WHAT TO WORK ON: Every word in the data below belongs in your copy, exactly as given; the pictures do not.

[Data about app and page elements]

------------------------------------------------------------

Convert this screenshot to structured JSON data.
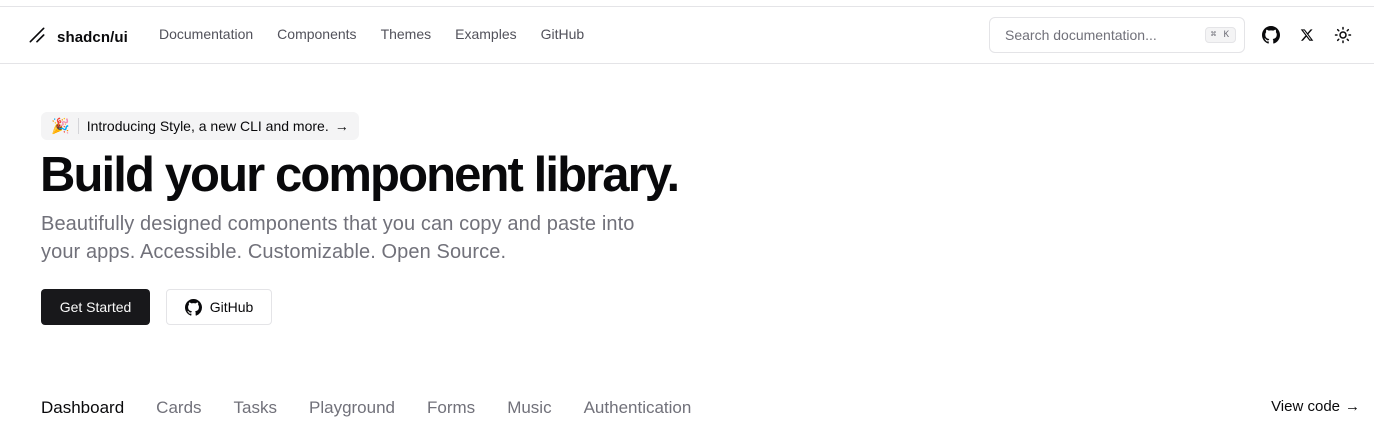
{
  "header": {
    "logo_text": "shadcn/ui",
    "nav": [
      {
        "label": "Documentation"
      },
      {
        "label": "Components"
      },
      {
        "label": "Themes"
      },
      {
        "label": "Examples"
      },
      {
        "label": "GitHub"
      }
    ],
    "search": {
      "placeholder": "Search documentation...",
      "shortcut": "⌘ K"
    },
    "icons": [
      "github-icon",
      "x-icon",
      "sun-icon"
    ]
  },
  "hero": {
    "announcement": {
      "emoji": "🎉",
      "text": "Introducing Style, a new CLI and more.",
      "arrow": "→"
    },
    "title": "Build your component library.",
    "subtitle": "Beautifully designed components that you can copy and paste into your apps. Accessible. Customizable. Open Source.",
    "primary_button": "Get Started",
    "secondary_button": "GitHub"
  },
  "examples": {
    "tabs": [
      {
        "label": "Dashboard",
        "active": true
      },
      {
        "label": "Cards",
        "active": false
      },
      {
        "label": "Tasks",
        "active": false
      },
      {
        "label": "Playground",
        "active": false
      },
      {
        "label": "Forms",
        "active": false
      },
      {
        "label": "Music",
        "active": false
      },
      {
        "label": "Authentication",
        "active": false
      }
    ],
    "view_code": "View code",
    "view_code_arrow": "→"
  },
  "colors": {
    "primary": "#18181b",
    "muted_text": "#71717a",
    "border": "#e4e4e7",
    "muted_bg": "#f4f4f5"
  }
}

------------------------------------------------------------

THE ANSWER:
Convert this screenshot to structured JSON data.
{
  "header": {
    "logo_text": "shadcn/ui",
    "nav": [
      {
        "label": "Documentation"
      },
      {
        "label": "Components"
      },
      {
        "label": "Themes"
      },
      {
        "label": "Examples"
      },
      {
        "label": "GitHub"
      }
    ],
    "search": {
      "placeholder": "Search documentation...",
      "shortcut": "⌘ K"
    },
    "icons": [
      "github-icon",
      "x-icon",
      "sun-icon"
    ]
  },
  "hero": {
    "announcement": {
      "emoji": "🎉",
      "text": "Introducing Style, a new CLI and more.",
      "arrow": "→"
    },
    "title": "Build your component library.",
    "subtitle": "Beautifully designed components that you can copy and paste into your apps. Accessible. Customizable. Open Source.",
    "primary_button": "Get Started",
    "secondary_button": "GitHub"
  },
  "examples": {
    "tabs": [
      {
        "label": "Dashboard",
        "active": true
      },
      {
        "label": "Cards",
        "active": false
      },
      {
        "label": "Tasks",
        "active": false
      },
      {
        "label": "Playground",
        "active": false
      },
      {
        "label": "Forms",
        "active": false
      },
      {
        "label": "Music",
        "active": false
      },
      {
        "label": "Authentication",
        "active": false
      }
    ],
    "view_code": "View code",
    "view_code_arrow": "→"
  },
  "colors": {
    "primary": "#18181b",
    "muted_text": "#71717a",
    "border": "#e4e4e7",
    "muted_bg": "#f4f4f5"
  }
}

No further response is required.